Universal’s The Mummy’s Hand was not a creative decision, instead, it was simply an economic one as both Son of Frankenstein and The Invisible Man Returns had proved to be financial windfalls so an attempt to reap the same benefits out of another Mummy movie must have seemed like the obvious choice, now, this is not to say that the studio risked much as this “not quite a sequel” was given a meagre budget of $80,000 dollars and with a script that was thinner than a mummy’s bandage and it’s clear that not much effort was put into the production.

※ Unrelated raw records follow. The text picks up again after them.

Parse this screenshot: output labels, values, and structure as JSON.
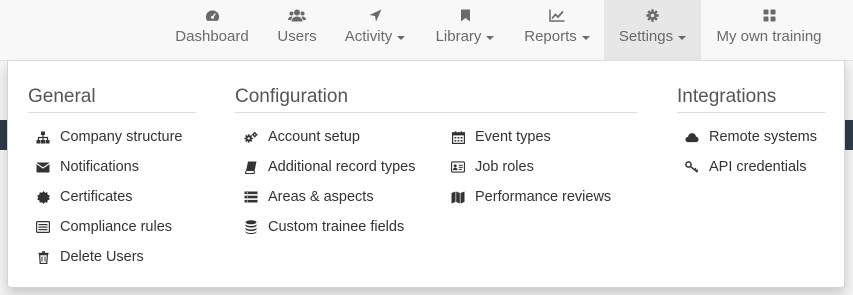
{
  "nav": {
    "items": [
      {
        "label": "Dashboard",
        "icon": "dashboard-icon",
        "caret": false
      },
      {
        "label": "Users",
        "icon": "users-icon",
        "caret": false
      },
      {
        "label": "Activity",
        "icon": "location-arrow-icon",
        "caret": true
      },
      {
        "label": "Library",
        "icon": "bookmark-icon",
        "caret": true
      },
      {
        "label": "Reports",
        "icon": "line-chart-icon",
        "caret": true
      },
      {
        "label": "Settings",
        "icon": "gear-icon",
        "caret": true,
        "active": true
      },
      {
        "label": "My own training",
        "icon": "grid-icon",
        "caret": false
      }
    ]
  },
  "settings_menu": {
    "general": {
      "title": "General",
      "items": [
        {
          "label": "Company structure",
          "icon": "sitemap-icon"
        },
        {
          "label": "Notifications",
          "icon": "envelope-icon"
        },
        {
          "label": "Certificates",
          "icon": "certificate-icon"
        },
        {
          "label": "Compliance rules",
          "icon": "list-alt-icon"
        },
        {
          "label": "Delete Users",
          "icon": "trash-icon"
        }
      ]
    },
    "configuration": {
      "title": "Configuration",
      "items": [
        {
          "label": "Account setup",
          "icon": "cogs-icon"
        },
        {
          "label": "Additional record types",
          "icon": "book-icon"
        },
        {
          "label": "Areas & aspects",
          "icon": "list-icon"
        },
        {
          "label": "Custom trainee fields",
          "icon": "database-icon"
        },
        {
          "label": "Event types",
          "icon": "calendar-icon"
        },
        {
          "label": "Job roles",
          "icon": "id-card-icon"
        },
        {
          "label": "Performance reviews",
          "icon": "map-icon"
        }
      ]
    },
    "integrations": {
      "title": "Integrations",
      "items": [
        {
          "label": "Remote systems",
          "icon": "cloud-icon"
        },
        {
          "label": "API credentials",
          "icon": "key-icon"
        }
      ]
    }
  },
  "colors": {
    "navbar_bg": "#f8f8f8",
    "active_tab_bg": "#e7e7e7",
    "dark_band": "#2f3b49"
  }
}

The Mummy’s Hand also introduced the whole “Tana leaves” piece of mythology and unlike the Karloff film this version of the Mummy would remain bandaged and shambling throughout the movie’s running time, unfortunately, in the case of this film he only shows up for the last act and aside from his creepy appearance Kharis comes across about as threatening as a snooty French waiter.
I’ll concede that the makeup used to turn Tom Tyler into the Mummy was reasonably effective but his limited screentime is a big negative and then there is Dick Foran as the hero whose previous cinematic roles leaned more towards singing cowboys than horror entries and he is a bit of a wash here, most of the entertainment found in this film stems from the ever charming Cecil Kellaway and the comedic antics of Wallace Ford, in fact, Ford’s character is the one to actually kill the evil high priest and he even saves his pal from the Mummy’s clutches, so maybe he was the hero after all. Basically, this film does not come off favourably when compared to the 1932 classic but as a 67-minute oddity, it does have its appeal and is worth checking out if you are a fan of the Universal Monsters.
You can check out my other reviews here: Universal Classic Monsters: A Cinematic World of Horror.
The Mummy's Hand (1940)
Movie Rank - 6/10
This half-assed reboot of The Mummy franchise has some interesting ideas and expands on the mythology but with the monster not showing up until the last act and a plot that looks lifted from an RKO serial it’s a more interesting oddity than being a memorable edition to the Universal Monsters.